That part is easy. Having decided to wait no longer for Windows Update to push the update, I simply turned to the Windows 10 Update Assistant instead. Actually, that meant clicking the “Update Now” button on the Download Windows 10 web page, as shown here:
Click the “Update Now” button on a PC running an older Win10 version, and the updater does the rest automagically.
The Upgrade Proves Eminently Survivable
The whole process took about 15 minutes. In fact, the post-upgrade clean-up took somewhat longer than that. Given that MS decided to hold off on upgrading the machine itself, no doubt based on something about its hardware configuration, I was a little antsy that this might not work. But the faithful little mini-ITX box chugged through the download, powered through the reboots at the 30% and 75% marks, and went on to complete with nary a hitch.

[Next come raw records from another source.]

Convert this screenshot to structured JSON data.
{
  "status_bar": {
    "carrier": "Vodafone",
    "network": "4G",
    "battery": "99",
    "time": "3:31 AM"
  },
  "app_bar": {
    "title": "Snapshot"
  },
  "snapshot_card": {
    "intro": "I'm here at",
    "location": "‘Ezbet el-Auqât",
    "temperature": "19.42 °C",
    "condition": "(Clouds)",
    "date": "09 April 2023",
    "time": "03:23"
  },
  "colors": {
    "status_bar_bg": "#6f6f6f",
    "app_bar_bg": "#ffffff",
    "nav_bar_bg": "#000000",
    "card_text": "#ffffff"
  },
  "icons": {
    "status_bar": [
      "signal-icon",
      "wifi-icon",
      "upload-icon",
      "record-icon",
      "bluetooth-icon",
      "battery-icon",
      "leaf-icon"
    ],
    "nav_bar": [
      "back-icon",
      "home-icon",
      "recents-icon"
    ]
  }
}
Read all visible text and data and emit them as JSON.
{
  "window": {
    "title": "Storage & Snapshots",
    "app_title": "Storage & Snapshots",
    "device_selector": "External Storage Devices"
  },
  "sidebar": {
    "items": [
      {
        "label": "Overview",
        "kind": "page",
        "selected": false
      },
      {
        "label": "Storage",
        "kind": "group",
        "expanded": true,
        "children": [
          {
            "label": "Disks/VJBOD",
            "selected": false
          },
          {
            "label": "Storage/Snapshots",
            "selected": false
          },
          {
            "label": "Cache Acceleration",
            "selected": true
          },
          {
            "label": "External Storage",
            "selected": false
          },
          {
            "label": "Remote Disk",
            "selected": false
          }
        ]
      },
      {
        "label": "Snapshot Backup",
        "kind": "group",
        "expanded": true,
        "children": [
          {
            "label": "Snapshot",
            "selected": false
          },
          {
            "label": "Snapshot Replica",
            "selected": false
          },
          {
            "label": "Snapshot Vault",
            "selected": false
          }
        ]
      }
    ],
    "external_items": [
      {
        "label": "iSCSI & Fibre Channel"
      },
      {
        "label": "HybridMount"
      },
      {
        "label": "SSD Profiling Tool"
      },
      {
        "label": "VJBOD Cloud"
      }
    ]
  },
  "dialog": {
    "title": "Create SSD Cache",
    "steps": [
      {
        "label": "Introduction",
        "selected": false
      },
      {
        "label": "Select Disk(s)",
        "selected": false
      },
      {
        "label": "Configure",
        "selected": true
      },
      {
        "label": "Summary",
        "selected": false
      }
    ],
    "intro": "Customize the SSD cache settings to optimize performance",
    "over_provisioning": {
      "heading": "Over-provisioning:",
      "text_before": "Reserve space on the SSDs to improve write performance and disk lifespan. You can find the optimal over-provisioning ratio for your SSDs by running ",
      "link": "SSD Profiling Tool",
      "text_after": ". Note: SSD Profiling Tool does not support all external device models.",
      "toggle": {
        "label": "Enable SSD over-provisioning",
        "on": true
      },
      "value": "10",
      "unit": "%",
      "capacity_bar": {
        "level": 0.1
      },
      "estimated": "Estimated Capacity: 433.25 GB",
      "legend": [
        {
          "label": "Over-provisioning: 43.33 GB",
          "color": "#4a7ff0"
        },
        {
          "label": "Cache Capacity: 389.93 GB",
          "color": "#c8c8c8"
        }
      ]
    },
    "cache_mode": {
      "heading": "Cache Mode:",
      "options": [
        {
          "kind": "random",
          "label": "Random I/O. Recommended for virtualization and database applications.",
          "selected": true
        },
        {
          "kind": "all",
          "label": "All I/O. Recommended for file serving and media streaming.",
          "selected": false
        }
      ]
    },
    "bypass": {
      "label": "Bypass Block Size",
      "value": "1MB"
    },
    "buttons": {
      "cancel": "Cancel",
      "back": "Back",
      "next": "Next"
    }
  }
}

The Windows Update MiniTool (WUMT) did find some missing drivers after all was said and done (mostly Intel chipset stuff) but the post-install cleanup also went quite well. When instructed to clean up system files, Disk Cleanup removed about 22 GB of old OS files from the system. PatchCleaner found about 4.5 GB of orphaned files, which I dutifully copied over to the backup/external drive before removing from the SSD as well. I was able to trim the SSD to just over 60 GB of on-board content when all was said and done, which put it within 1 GB of the original disk size of just under 60 GB before applying the upgrade.
Now that I’ve got this behind me, I’d love to better understand the criteria MS uses to withhold upgrades to some PCs and advance them to others. To me, it looks like they’re being pretty conservative about what goes ahead and what stays behind. In this case, I’m glad they may have been over-cautious. Let’s hope other holdouts fare equally well when their upgrades finally come through.